A bare number is the expected answer: the count of lines in the records that contain the word "JSON".
#####
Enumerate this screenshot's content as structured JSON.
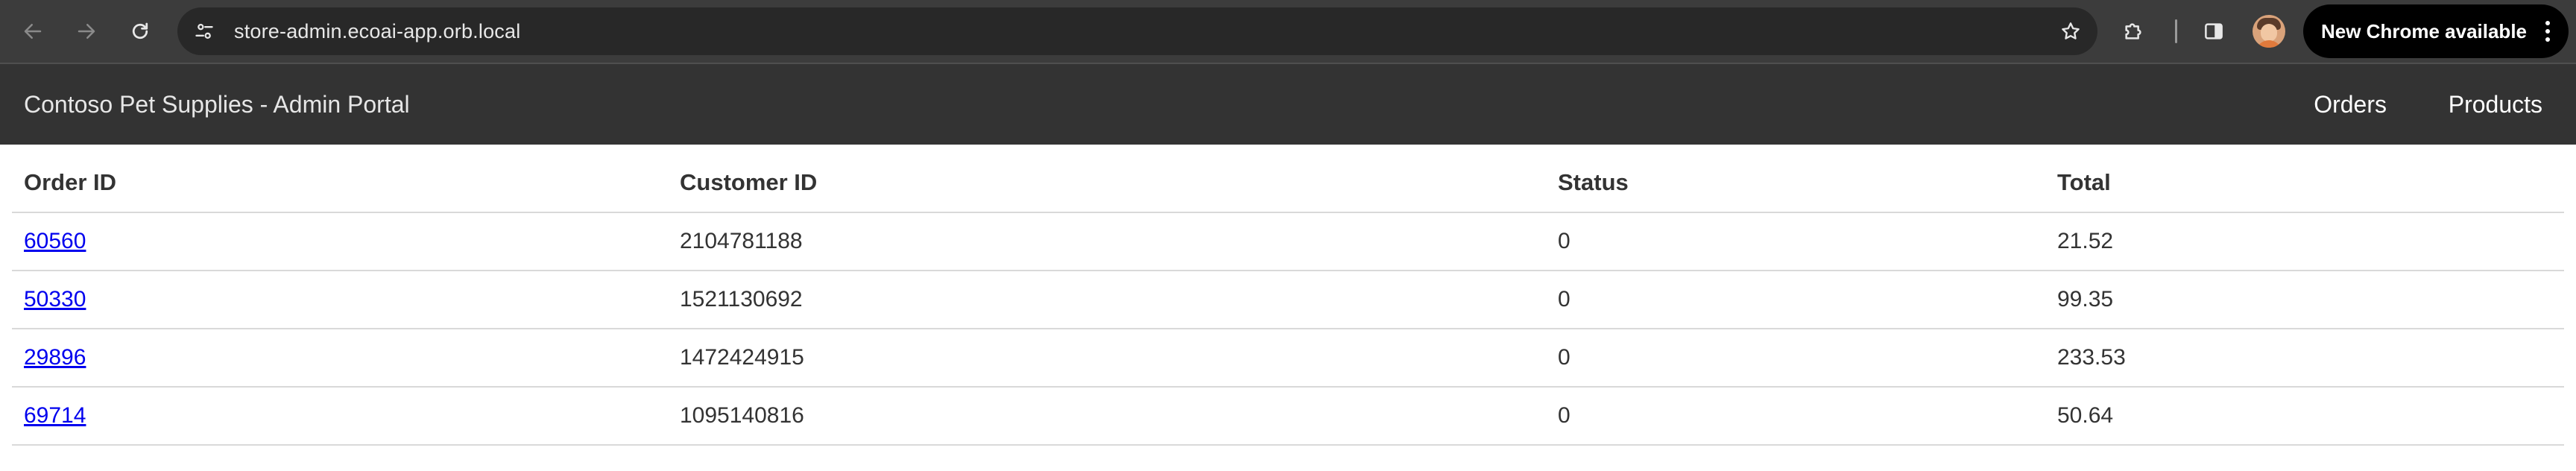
{
  "browser": {
    "url": "store-admin.ecoai-app.orb.local",
    "update_label": "New Chrome available",
    "icons": {
      "back": "arrow-left-icon",
      "forward": "arrow-right-icon",
      "reload": "reload-icon",
      "site_info": "tune-icon",
      "bookmark": "star-icon",
      "extensions": "puzzle-icon",
      "side_panel": "side-panel-icon",
      "menu": "kebab-menu-icon"
    }
  },
  "header": {
    "title": "Contoso Pet Supplies - Admin Portal",
    "nav": [
      {
        "label": "Orders"
      },
      {
        "label": "Products"
      }
    ]
  },
  "orders": {
    "columns": [
      "Order ID",
      "Customer ID",
      "Status",
      "Total"
    ],
    "rows": [
      {
        "order_id": "60560",
        "customer_id": "2104781188",
        "status": "0",
        "total": "21.52"
      },
      {
        "order_id": "50330",
        "customer_id": "1521130692",
        "status": "0",
        "total": "99.35"
      },
      {
        "order_id": "29896",
        "customer_id": "1472424915",
        "status": "0",
        "total": "233.53"
      },
      {
        "order_id": "69714",
        "customer_id": "1095140816",
        "status": "0",
        "total": "50.64"
      }
    ]
  },
  "colors": {
    "chrome_toolbar": "#3c3c3c",
    "omnibox": "#282828",
    "app_header": "#333333",
    "link": "#0000ee",
    "row_divider": "#d9d9d9"
  }
}
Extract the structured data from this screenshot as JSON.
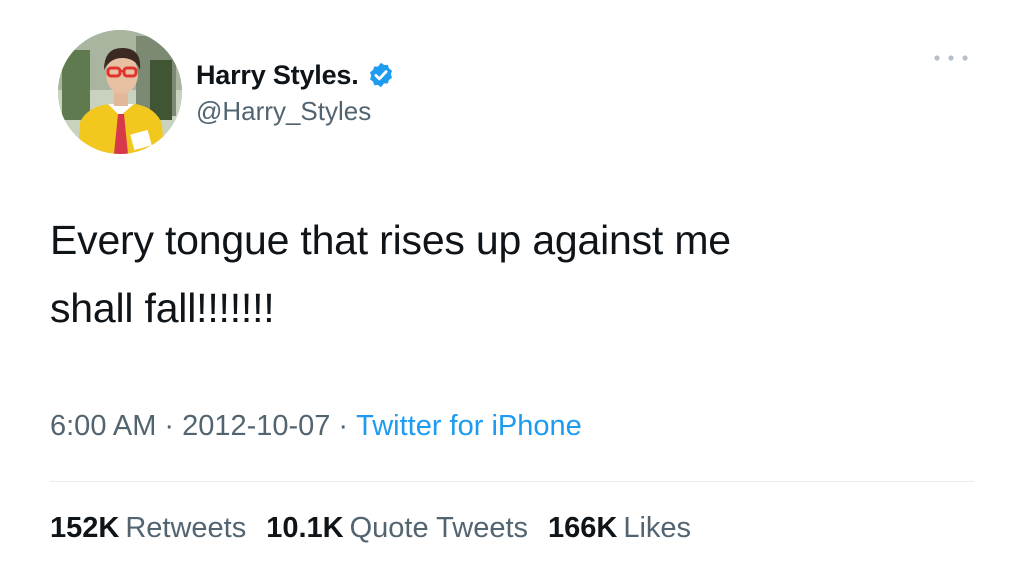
{
  "author": {
    "display_name": "Harry Styles.",
    "handle": "@Harry_Styles",
    "verified": true,
    "avatar_icon": "profile-photo",
    "verified_icon": "verified-badge-icon",
    "verified_color": "#1d9bf0"
  },
  "menu": {
    "icon": "more-options-icon"
  },
  "tweet": {
    "text": "Every tongue that rises up against me\nshall fall!!!!!!!"
  },
  "meta": {
    "time": "6:00 AM",
    "separator": "·",
    "date": "2012-10-07",
    "source": "Twitter for iPhone",
    "source_color": "#1d9bf0"
  },
  "stats": {
    "retweets_count": "152K",
    "retweets_label": "Retweets",
    "quotes_count": "10.1K",
    "quotes_label": "Quote Tweets",
    "likes_count": "166K",
    "likes_label": "Likes"
  }
}
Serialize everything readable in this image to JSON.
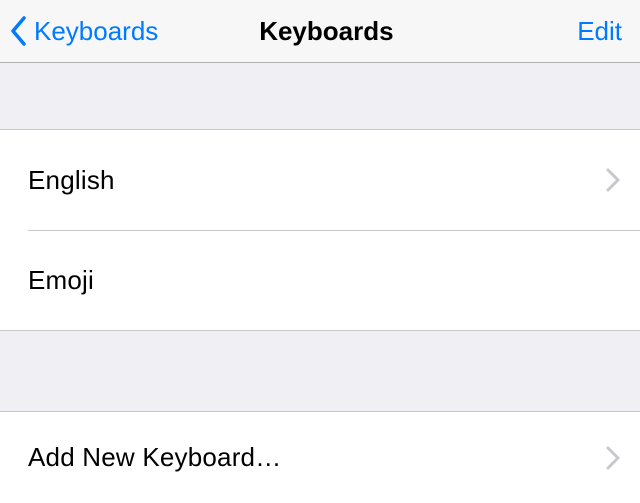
{
  "nav": {
    "back_label": "Keyboards",
    "title": "Keyboards",
    "edit_label": "Edit"
  },
  "keyboards": [
    {
      "label": "English",
      "disclosure": true
    },
    {
      "label": "Emoji",
      "disclosure": false
    }
  ],
  "add": {
    "label": "Add New Keyboard…",
    "disclosure": true
  }
}
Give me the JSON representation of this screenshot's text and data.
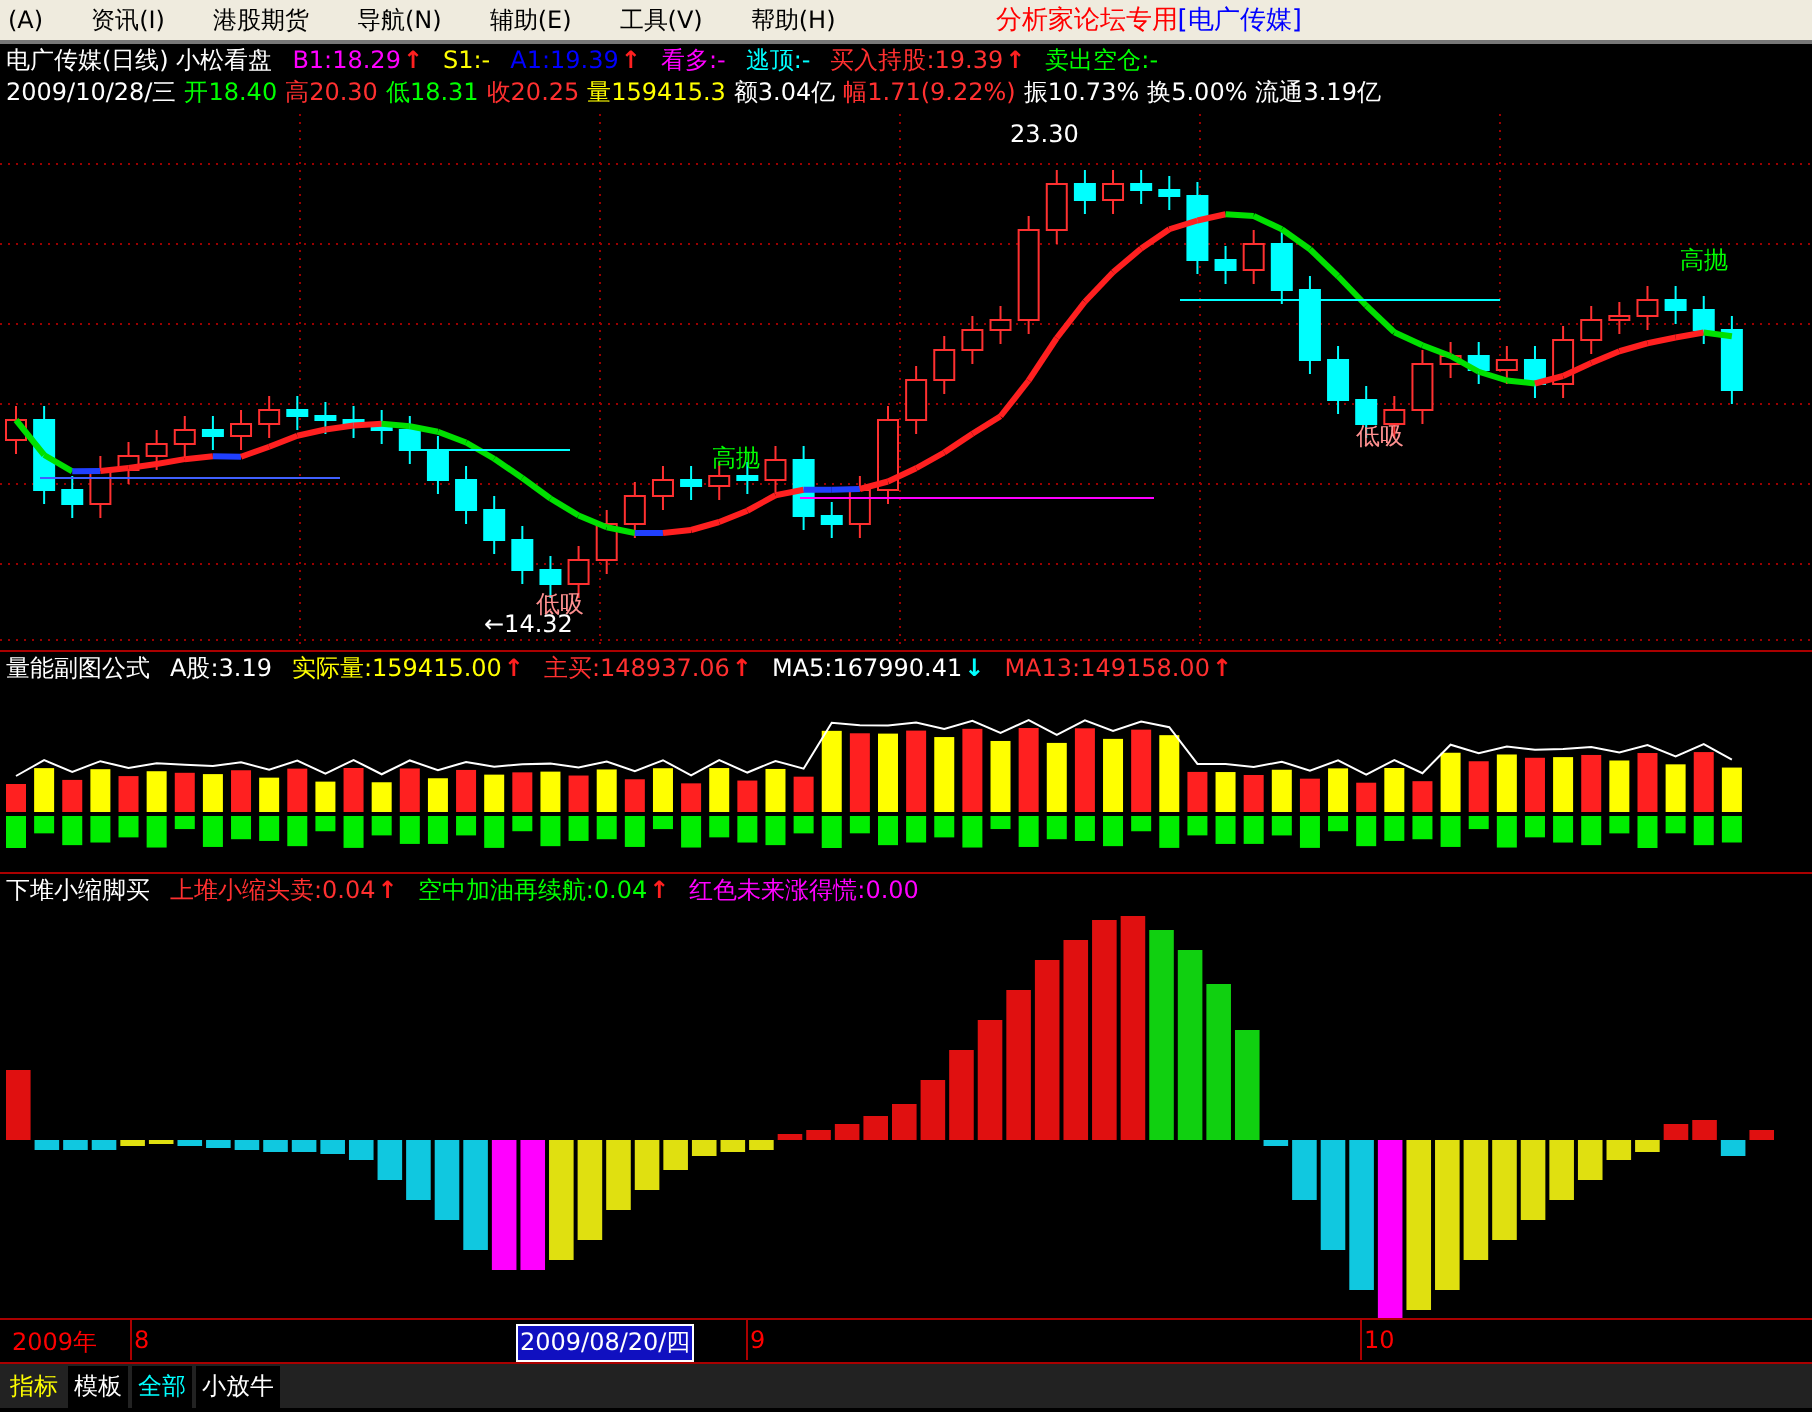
{
  "menu_bar": {
    "items": [
      "(A)",
      "资讯(I)",
      "港股期货",
      "导航(N)",
      "辅助(E)",
      "工具(V)",
      "帮助(H)"
    ],
    "title": "分析家论坛专用",
    "title_stock": "[电广传媒]"
  },
  "main_chart": {
    "header_line1": [
      {
        "text": "电广传媒(日线) 小松看盘",
        "color": "#ffffff"
      },
      {
        "text": "B1:18.29",
        "color": "#ff00ff",
        "arrow": {
          "text": "↑",
          "color": "#ff2020"
        }
      },
      {
        "text": "S1:-",
        "color": "#ffff00"
      },
      {
        "text": "A1:19.39",
        "color": "#0000ff",
        "arrow": {
          "text": "↑",
          "color": "#ff2020"
        }
      },
      {
        "text": "看多:-",
        "color": "#ff00ff"
      },
      {
        "text": "逃顶:-",
        "color": "#00ffff"
      },
      {
        "text": "买入持股:19.39",
        "color": "#ff3030",
        "arrow": {
          "text": "↑",
          "color": "#ff2020"
        }
      },
      {
        "text": "卖出空仓:-",
        "color": "#00ff00"
      }
    ],
    "header_line2": [
      {
        "text": "2009/10/28/三",
        "color": "#ffffff"
      },
      {
        "text": "开18.40",
        "color": "#00ff00"
      },
      {
        "text": "高20.30",
        "color": "#ff3030"
      },
      {
        "text": "低18.31",
        "color": "#00ff00"
      },
      {
        "text": "收20.25",
        "color": "#ff3030"
      },
      {
        "text": "量159415.3",
        "color": "#ffff00"
      },
      {
        "text": "额3.04亿",
        "color": "#ffffff"
      },
      {
        "text": "幅1.71(9.22%)",
        "color": "#ff3030"
      },
      {
        "text": "振10.73%",
        "color": "#ffffff"
      },
      {
        "text": "换5.00%",
        "color": "#ffffff"
      },
      {
        "text": "流通3.19亿",
        "color": "#ffffff"
      }
    ],
    "labels": [
      {
        "text": "高抛",
        "kind": "sell"
      },
      {
        "text": "低吸",
        "kind": "buy"
      },
      {
        "text": "←14.32",
        "kind": "price"
      },
      {
        "text": "23.30",
        "kind": "price"
      },
      {
        "text": "低吸",
        "kind": "buy"
      },
      {
        "text": "高抛",
        "kind": "sell"
      }
    ]
  },
  "volume_panel": {
    "header": [
      {
        "text": "量能副图公式",
        "color": "#ffffff"
      },
      {
        "text": "A股:3.19",
        "color": "#ffffff"
      },
      {
        "text": "实际量:159415.00",
        "color": "#ffff00",
        "arrow": {
          "text": "↑",
          "color": "#ff2020"
        }
      },
      {
        "text": "主买:148937.06",
        "color": "#ff3030",
        "arrow": {
          "text": "↑",
          "color": "#ff2020"
        }
      },
      {
        "text": "MA5:167990.41",
        "color": "#ffffff",
        "arrow": {
          "text": "↓",
          "color": "#00ffff"
        }
      },
      {
        "text": "MA13:149158.00",
        "color": "#ff3030",
        "arrow": {
          "text": "↑",
          "color": "#ff2020"
        }
      }
    ]
  },
  "indicator_panel": {
    "header": [
      {
        "text": "下堆小缩脚买",
        "color": "#ffffff"
      },
      {
        "text": "上堆小缩头卖:0.04",
        "color": "#ff3030",
        "arrow": {
          "text": "↑",
          "color": "#ff2020"
        }
      },
      {
        "text": "空中加油再续航:0.04",
        "color": "#00ff00",
        "arrow": {
          "text": "↑",
          "color": "#ff2020"
        }
      },
      {
        "text": "红色未来涨得慌:0.00",
        "color": "#ff00ff"
      }
    ]
  },
  "time_axis": {
    "year": "2009年",
    "months": [
      "8",
      "9",
      "10"
    ],
    "cursor_date": "2009/08/20/四"
  },
  "bottom_bar": {
    "label": "指标",
    "tabs": [
      {
        "label": "模板",
        "selected": false
      },
      {
        "label": "全部",
        "selected": true
      },
      {
        "label": "小放牛",
        "selected": false
      }
    ]
  }
}
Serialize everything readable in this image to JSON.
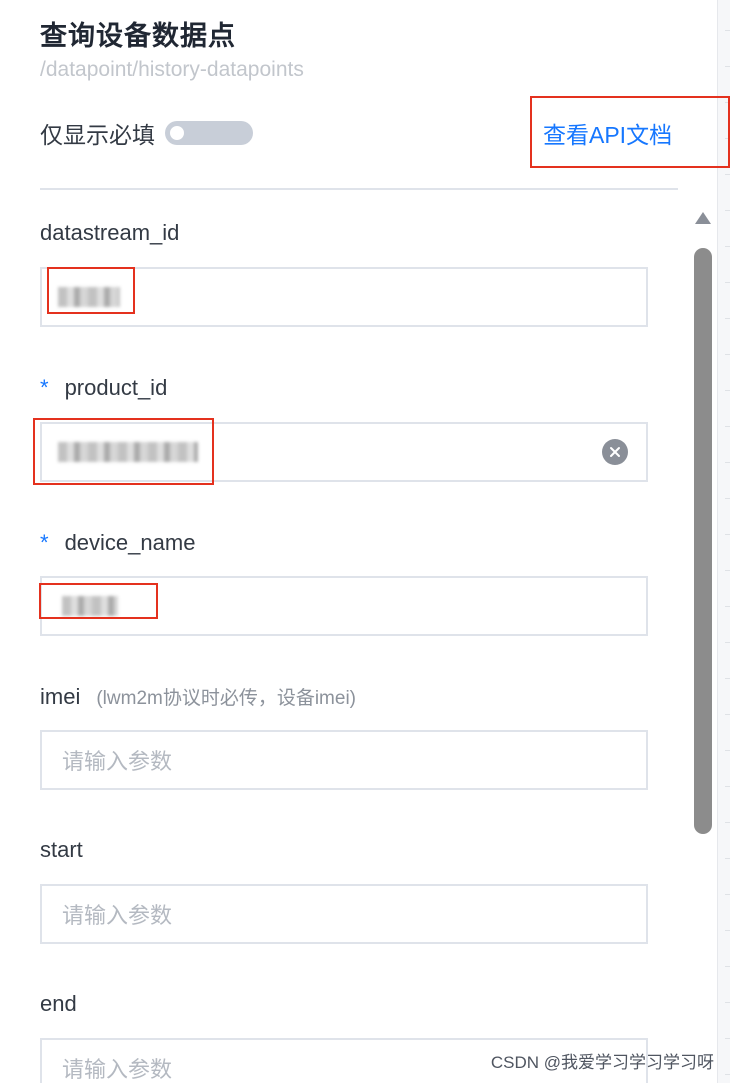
{
  "header": {
    "title": "查询设备数据点",
    "path": "/datapoint/history-datapoints",
    "required_only_label": "仅显示必填",
    "required_only_enabled": false,
    "api_doc_link": "查看API文档"
  },
  "fields": [
    {
      "label": "datastream_id",
      "required": false,
      "required_mark": "",
      "hint": "",
      "placeholder": "",
      "value_obscured": true
    },
    {
      "label": "product_id",
      "required": true,
      "required_mark": "*",
      "hint": "",
      "placeholder": "",
      "value_obscured": true,
      "clearable": true
    },
    {
      "label": "device_name",
      "required": true,
      "required_mark": "*",
      "hint": "",
      "placeholder": "",
      "value_obscured": true
    },
    {
      "label": "imei",
      "required": false,
      "required_mark": "",
      "hint": "(lwm2m协议时必传，设备imei)",
      "placeholder": "请输入参数"
    },
    {
      "label": "start",
      "required": false,
      "required_mark": "",
      "hint": "",
      "placeholder": "请输入参数"
    },
    {
      "label": "end",
      "required": false,
      "required_mark": "",
      "hint": "",
      "placeholder": "请输入参数"
    }
  ],
  "watermark": "CSDN @我爱学习学习学习呀",
  "colors": {
    "accent": "#1677ff",
    "annotation_red": "#e4311e",
    "title": "#202733",
    "toggle_off": "#c8ced8"
  },
  "icons": [
    "clear-icon",
    "scroll-up-icon"
  ]
}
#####
- _Task response_:
5